• [Instructions to follow] Keep the wording of the records intact as you retype them, and omit every image.

Material provided: Begin

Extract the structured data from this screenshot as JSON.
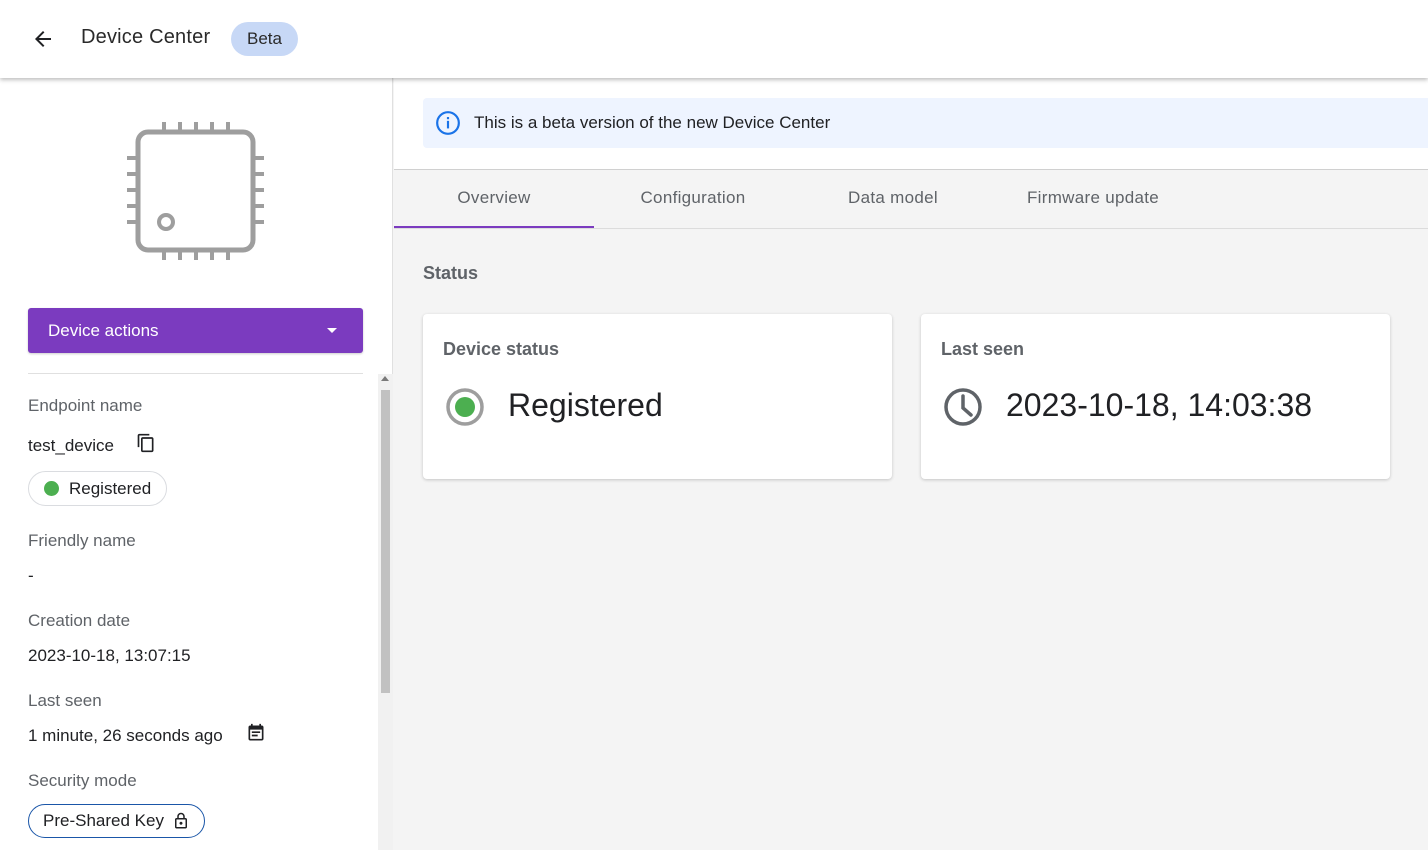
{
  "header": {
    "title": "Device Center",
    "badge": "Beta"
  },
  "sidebar": {
    "actions_button": "Device actions",
    "fields": {
      "endpoint_label": "Endpoint name",
      "endpoint_value": "test_device",
      "status_value": "Registered",
      "friendly_label": "Friendly name",
      "friendly_value": "-",
      "creation_label": "Creation date",
      "creation_value": "2023-10-18, 13:07:15",
      "last_seen_label": "Last seen",
      "last_seen_value": "1 minute, 26 seconds ago",
      "security_label": "Security mode",
      "security_value": "Pre-Shared Key"
    }
  },
  "main": {
    "banner_text": "This is a beta version of the new Device Center",
    "tabs": [
      {
        "label": "Overview"
      },
      {
        "label": "Configuration"
      },
      {
        "label": "Data model"
      },
      {
        "label": "Firmware update"
      }
    ],
    "active_tab": "Overview",
    "section_title": "Status",
    "cards": [
      {
        "title": "Device status",
        "value": "Registered"
      },
      {
        "title": "Last seen",
        "value": "2023-10-18, 14:03:38"
      }
    ]
  },
  "colors": {
    "accent": "#7b3bbf",
    "status_green": "#4caf50",
    "info_blue": "#1a73e8",
    "beta_chip": "#c7d8f6"
  },
  "icons": {
    "back": "arrow-back-icon",
    "device": "chip-icon",
    "dropdown": "caret-down-icon",
    "copy": "copy-icon",
    "calendar": "event-note-icon",
    "lock": "lock-icon",
    "info": "info-icon",
    "status": "radio-status-icon",
    "clock": "clock-icon"
  }
}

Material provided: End

• [Task result]
Extract the structured data from this screenshot as JSON.
{
  "header": {
    "title": "Device Center",
    "badge": "Beta"
  },
  "sidebar": {
    "actions_button": "Device actions",
    "fields": {
      "endpoint_label": "Endpoint name",
      "endpoint_value": "test_device",
      "status_value": "Registered",
      "friendly_label": "Friendly name",
      "friendly_value": "-",
      "creation_label": "Creation date",
      "creation_value": "2023-10-18, 13:07:15",
      "last_seen_label": "Last seen",
      "last_seen_value": "1 minute, 26 seconds ago",
      "security_label": "Security mode",
      "security_value": "Pre-Shared Key"
    }
  },
  "main": {
    "banner_text": "This is a beta version of the new Device Center",
    "tabs": [
      {
        "label": "Overview"
      },
      {
        "label": "Configuration"
      },
      {
        "label": "Data model"
      },
      {
        "label": "Firmware update"
      }
    ],
    "active_tab": "Overview",
    "section_title": "Status",
    "cards": [
      {
        "title": "Device status",
        "value": "Registered"
      },
      {
        "title": "Last seen",
        "value": "2023-10-18, 14:03:38"
      }
    ]
  },
  "colors": {
    "accent": "#7b3bbf",
    "status_green": "#4caf50",
    "info_blue": "#1a73e8",
    "beta_chip": "#c7d8f6"
  },
  "icons": {
    "back": "arrow-back-icon",
    "device": "chip-icon",
    "dropdown": "caret-down-icon",
    "copy": "copy-icon",
    "calendar": "event-note-icon",
    "lock": "lock-icon",
    "info": "info-icon",
    "status": "radio-status-icon",
    "clock": "clock-icon"
  }
}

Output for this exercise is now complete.